But what about the other 20 per cent? Research suggests that your environment contributes to some of that percentage. Getting good nutrition means that your body has a larger pool of resources it can use to grow and develop. Additional studies have found people have gotten taller as their nutrition got better. Thus, your environment can, at times, enable you to take advantage of your genetics.
Another trait mainly determined by your genetics that can greatly influence your athletic potential is your body type, which simply refers to how easy it is for you to gain mass in the form of muscle or fat. According to bodybuilders, there are three main body types: ectomorph, mesomorph, and endomorph. Generally, mesomorphs have the easiest time maintaining muscle and leanness; ectomorphs can find it difficult to put on weight due to their fast metabolism; and endomorphs may gain more muscle, but this often comes with more fat. Therefore , mesomorphs have the highest likelihood of being better athletes.
You might be wondering: to what degree do my genes determine my body type? The truth is that three genes can reliably predict your body mass index because of how different their expression patterns are from each other. So genes do play an important role when it comes to athleticism.
But despite the fact that the gift of a particularly athletic body type is genetically inborn, it may take some learning for athletes to take full advantage of their power, or to overcome other disadvantages they may face. Learning is heavily influenced by your environment, in the form of your upbringing or your coaches, to name some factors.
Let us consider arguably one of the most famous basketball players in the world, Kobe Bryant, to illustrate this. Bryant was a naturally gifted player; at a height of six feet six inches, he was described to have a “killer instinct” that allowed him to always find a way to win a game, no matter how unwinnable it seemed. However, what he is more famous for is his training off the court, his drive, and the exceptional level of skill he cultivated through his training.

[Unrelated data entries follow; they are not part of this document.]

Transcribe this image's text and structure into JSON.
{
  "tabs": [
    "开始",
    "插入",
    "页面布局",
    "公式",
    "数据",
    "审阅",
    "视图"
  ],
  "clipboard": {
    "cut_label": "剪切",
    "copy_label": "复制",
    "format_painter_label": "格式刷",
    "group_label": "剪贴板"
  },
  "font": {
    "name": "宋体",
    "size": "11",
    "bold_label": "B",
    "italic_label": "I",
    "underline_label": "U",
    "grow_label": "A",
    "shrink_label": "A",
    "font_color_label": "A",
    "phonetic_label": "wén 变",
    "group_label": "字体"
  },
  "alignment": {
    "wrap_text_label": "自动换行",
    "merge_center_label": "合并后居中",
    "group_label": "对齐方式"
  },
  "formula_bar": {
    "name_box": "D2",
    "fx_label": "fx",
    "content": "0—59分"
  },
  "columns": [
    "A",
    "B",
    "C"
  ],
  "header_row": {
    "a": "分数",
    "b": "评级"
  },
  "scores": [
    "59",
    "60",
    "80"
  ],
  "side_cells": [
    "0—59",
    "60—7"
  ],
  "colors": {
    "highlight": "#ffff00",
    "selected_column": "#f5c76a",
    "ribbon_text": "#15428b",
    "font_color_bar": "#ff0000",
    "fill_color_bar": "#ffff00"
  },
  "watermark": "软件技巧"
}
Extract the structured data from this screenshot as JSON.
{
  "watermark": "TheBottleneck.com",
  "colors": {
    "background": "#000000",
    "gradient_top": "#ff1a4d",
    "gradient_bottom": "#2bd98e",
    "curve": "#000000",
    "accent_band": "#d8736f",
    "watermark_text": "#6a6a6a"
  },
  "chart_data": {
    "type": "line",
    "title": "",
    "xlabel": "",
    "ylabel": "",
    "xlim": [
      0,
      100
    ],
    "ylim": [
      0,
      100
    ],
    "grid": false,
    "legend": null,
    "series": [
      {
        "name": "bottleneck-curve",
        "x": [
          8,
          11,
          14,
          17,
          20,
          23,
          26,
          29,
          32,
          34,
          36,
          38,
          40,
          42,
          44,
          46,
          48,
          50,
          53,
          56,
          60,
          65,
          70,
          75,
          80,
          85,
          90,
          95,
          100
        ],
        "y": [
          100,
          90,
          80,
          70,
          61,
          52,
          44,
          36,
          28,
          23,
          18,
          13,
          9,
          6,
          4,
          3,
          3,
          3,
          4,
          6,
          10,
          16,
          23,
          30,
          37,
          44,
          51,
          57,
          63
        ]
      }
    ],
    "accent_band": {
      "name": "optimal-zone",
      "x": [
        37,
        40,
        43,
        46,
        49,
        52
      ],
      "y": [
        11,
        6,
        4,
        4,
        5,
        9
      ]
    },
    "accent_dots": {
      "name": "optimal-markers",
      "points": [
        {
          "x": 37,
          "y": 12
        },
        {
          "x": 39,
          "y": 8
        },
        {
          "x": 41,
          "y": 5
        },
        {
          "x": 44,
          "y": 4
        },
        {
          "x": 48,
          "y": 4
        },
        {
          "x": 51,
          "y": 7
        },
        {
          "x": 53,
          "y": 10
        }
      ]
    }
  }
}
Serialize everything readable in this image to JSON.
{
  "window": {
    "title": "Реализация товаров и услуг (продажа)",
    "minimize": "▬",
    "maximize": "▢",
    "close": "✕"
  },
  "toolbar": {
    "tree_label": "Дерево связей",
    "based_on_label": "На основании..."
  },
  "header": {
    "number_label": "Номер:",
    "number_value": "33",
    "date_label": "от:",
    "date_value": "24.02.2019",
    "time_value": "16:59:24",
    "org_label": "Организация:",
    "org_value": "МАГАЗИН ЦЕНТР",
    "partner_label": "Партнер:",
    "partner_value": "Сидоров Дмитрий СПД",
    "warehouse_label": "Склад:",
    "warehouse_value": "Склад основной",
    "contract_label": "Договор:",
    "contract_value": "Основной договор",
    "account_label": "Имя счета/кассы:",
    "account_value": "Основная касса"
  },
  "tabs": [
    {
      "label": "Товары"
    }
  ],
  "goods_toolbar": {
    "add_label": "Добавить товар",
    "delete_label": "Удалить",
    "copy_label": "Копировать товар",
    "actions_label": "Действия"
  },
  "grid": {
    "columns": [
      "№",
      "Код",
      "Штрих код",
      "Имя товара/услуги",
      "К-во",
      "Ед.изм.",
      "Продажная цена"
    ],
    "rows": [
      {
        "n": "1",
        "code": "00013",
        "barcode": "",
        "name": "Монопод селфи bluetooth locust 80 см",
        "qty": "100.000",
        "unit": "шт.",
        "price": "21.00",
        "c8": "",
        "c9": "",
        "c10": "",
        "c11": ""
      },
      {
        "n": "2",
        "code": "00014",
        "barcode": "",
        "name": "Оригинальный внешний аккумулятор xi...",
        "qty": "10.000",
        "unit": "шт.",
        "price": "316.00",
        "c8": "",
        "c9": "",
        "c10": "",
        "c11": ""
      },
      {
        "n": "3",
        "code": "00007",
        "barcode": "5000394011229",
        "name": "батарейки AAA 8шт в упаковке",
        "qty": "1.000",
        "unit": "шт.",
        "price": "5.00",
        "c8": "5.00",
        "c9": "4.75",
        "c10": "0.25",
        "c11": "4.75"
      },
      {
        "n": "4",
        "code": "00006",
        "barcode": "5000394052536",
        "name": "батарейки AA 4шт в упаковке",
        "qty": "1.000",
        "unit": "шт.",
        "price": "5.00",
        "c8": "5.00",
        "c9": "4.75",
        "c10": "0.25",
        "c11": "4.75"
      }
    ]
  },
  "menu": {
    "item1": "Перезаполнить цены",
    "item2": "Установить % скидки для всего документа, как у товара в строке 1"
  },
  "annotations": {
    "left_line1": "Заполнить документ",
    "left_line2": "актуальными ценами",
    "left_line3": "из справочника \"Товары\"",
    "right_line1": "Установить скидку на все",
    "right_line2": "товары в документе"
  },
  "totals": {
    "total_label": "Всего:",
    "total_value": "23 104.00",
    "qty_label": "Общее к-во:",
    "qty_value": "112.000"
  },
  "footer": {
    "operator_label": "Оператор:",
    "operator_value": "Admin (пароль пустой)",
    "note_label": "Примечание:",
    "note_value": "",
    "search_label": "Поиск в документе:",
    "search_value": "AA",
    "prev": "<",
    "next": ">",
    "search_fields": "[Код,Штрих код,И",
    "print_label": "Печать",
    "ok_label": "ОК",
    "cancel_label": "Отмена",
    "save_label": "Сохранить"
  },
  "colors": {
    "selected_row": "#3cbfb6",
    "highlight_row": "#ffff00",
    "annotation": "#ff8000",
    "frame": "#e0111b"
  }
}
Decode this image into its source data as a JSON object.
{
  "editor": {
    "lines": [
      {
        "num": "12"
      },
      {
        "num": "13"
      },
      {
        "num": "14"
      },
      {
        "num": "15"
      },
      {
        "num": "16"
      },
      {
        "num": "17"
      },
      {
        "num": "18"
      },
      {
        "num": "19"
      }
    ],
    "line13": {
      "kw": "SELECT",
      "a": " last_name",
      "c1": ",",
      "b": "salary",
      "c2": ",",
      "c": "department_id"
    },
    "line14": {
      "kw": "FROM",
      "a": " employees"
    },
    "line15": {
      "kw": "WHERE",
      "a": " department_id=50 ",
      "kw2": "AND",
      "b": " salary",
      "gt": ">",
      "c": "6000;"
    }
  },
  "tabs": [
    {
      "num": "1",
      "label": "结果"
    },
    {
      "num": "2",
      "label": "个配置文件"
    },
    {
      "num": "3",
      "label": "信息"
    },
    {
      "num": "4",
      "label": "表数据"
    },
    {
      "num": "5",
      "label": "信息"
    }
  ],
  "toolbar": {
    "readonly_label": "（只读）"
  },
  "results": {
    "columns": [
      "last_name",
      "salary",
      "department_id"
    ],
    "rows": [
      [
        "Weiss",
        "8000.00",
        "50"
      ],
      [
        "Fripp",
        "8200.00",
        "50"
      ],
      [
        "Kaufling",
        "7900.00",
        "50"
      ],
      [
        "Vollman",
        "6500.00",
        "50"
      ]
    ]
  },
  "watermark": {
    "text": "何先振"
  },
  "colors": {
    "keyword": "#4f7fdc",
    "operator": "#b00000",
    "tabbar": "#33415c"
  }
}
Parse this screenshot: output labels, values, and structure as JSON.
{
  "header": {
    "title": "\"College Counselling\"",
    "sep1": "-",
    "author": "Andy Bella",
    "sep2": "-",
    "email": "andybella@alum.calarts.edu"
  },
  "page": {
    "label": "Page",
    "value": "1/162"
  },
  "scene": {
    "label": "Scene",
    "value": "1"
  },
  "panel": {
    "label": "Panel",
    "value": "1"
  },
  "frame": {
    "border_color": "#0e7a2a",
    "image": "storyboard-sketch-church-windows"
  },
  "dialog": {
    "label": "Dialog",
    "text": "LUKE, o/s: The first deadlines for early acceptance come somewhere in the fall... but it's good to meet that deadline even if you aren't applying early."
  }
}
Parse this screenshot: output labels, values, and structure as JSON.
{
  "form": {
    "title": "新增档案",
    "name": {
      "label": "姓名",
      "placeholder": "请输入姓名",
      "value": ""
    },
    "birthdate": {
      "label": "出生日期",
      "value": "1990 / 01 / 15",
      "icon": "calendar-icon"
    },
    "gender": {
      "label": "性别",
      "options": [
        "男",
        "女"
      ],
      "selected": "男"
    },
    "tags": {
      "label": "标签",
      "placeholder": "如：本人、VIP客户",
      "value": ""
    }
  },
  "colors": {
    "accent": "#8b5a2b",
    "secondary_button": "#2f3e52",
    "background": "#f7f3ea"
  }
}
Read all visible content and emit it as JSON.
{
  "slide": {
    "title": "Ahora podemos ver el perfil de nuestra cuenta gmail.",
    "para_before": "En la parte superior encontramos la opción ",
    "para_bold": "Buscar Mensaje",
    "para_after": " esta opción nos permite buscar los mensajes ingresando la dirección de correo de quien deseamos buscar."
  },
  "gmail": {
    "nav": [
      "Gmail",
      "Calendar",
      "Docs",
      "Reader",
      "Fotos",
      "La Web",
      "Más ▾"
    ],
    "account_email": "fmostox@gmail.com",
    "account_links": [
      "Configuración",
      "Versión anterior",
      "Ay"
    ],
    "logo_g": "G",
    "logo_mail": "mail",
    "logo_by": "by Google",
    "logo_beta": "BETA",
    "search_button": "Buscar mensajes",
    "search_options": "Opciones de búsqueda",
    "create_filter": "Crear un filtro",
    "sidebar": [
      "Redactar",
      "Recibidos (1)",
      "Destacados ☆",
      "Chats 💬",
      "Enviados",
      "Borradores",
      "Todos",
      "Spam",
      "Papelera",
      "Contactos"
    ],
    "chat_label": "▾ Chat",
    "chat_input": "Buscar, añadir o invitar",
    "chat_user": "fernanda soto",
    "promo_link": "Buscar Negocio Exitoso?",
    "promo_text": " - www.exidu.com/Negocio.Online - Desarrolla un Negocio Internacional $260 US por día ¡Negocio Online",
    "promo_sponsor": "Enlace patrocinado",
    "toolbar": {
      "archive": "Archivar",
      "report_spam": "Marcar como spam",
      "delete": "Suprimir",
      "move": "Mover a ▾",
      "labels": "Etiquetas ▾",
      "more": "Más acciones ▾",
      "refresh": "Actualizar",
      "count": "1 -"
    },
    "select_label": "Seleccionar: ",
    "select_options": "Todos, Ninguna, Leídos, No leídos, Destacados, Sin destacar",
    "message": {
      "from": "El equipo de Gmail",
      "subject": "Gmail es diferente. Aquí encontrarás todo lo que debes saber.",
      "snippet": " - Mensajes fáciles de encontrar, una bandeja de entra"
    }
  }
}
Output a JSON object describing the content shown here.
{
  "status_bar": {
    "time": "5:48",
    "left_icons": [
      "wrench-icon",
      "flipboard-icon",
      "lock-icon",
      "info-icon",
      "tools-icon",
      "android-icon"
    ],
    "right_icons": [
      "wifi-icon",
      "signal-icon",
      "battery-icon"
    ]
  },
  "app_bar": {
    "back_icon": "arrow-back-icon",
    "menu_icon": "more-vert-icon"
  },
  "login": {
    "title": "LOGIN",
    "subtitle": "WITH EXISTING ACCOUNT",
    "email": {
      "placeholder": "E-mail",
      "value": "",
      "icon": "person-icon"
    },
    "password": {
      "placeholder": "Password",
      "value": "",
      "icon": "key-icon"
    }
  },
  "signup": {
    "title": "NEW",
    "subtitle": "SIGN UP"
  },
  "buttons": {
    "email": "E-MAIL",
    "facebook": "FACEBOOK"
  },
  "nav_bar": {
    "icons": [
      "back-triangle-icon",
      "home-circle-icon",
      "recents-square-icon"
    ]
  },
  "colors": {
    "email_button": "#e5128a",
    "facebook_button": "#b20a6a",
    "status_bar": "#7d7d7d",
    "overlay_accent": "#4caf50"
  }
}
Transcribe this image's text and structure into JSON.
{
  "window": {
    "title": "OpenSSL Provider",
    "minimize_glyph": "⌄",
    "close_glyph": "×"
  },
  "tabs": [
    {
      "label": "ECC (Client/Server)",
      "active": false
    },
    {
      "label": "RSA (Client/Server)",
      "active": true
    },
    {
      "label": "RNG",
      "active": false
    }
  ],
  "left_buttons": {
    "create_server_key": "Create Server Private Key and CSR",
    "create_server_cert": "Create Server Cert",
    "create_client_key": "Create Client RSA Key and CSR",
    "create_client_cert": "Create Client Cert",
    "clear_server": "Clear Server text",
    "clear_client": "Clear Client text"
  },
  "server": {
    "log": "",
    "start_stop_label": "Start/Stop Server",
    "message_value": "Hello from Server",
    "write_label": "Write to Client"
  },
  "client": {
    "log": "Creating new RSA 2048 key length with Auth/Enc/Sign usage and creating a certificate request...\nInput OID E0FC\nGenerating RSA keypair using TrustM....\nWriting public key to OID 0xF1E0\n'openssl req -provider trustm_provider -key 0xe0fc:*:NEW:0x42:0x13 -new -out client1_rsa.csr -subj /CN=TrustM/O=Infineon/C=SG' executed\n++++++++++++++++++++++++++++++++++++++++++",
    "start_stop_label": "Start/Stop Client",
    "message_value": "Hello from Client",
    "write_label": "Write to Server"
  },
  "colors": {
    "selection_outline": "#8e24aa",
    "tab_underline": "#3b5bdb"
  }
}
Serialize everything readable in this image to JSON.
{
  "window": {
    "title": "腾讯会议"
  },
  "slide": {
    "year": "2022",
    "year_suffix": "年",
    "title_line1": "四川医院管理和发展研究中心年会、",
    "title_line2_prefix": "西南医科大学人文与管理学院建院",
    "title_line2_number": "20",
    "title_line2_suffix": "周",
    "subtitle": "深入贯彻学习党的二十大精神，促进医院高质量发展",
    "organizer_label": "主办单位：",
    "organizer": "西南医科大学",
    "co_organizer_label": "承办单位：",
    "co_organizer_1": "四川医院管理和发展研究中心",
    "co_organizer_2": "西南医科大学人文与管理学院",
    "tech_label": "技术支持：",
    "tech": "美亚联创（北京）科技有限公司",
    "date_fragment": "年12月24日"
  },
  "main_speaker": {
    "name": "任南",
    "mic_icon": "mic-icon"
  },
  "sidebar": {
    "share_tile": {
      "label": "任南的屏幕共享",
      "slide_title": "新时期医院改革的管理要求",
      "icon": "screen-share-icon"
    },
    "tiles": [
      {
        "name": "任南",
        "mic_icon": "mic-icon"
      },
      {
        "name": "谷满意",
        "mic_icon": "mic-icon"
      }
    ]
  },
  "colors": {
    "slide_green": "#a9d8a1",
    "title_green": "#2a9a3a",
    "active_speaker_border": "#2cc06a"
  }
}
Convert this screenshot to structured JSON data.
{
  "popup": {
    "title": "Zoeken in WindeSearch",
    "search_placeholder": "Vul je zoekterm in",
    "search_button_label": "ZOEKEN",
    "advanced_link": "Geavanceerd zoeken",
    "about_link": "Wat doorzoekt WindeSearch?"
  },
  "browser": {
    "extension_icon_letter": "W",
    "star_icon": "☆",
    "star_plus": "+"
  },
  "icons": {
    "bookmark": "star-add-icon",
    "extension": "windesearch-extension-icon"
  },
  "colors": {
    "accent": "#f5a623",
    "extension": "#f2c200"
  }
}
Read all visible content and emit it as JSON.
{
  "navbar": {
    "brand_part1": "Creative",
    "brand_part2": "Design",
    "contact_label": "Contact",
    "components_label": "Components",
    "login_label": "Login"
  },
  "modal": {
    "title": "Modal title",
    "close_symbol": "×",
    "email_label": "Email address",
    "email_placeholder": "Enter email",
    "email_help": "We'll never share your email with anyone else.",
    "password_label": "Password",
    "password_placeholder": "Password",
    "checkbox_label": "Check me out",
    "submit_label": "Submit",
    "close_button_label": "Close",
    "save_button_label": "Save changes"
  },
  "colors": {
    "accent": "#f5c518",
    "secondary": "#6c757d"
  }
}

His work ethic was unmatched, and it even allowed him to overcome the disadvantage of having small hands for a shooting guard. This is truly what has put him in discussion for the greatest basketball player of all time.
On the other hand, let us consider another player — Shaquille O’Neal, a former teammate of Bryant. He made the most of his natural height and muscle in order to have an extremely successful basketball career. However, his lack of work ethic — a trait that his teammates have observed — prevented him from achieving even more success and was a detriment to his teammates. Therefore, we can see how nature and nurture work together to elevate well-rounded athletes above those that simply have raw inborn gifts.
All in all, building the best athletic performer possible, according to recent events and research, depends on both genetics and environment. The limits of genetics are apparent — being naturally gifted can only take a person so far. Grit, hard work, and the determination to practice are what truly elevate an athlete’s game.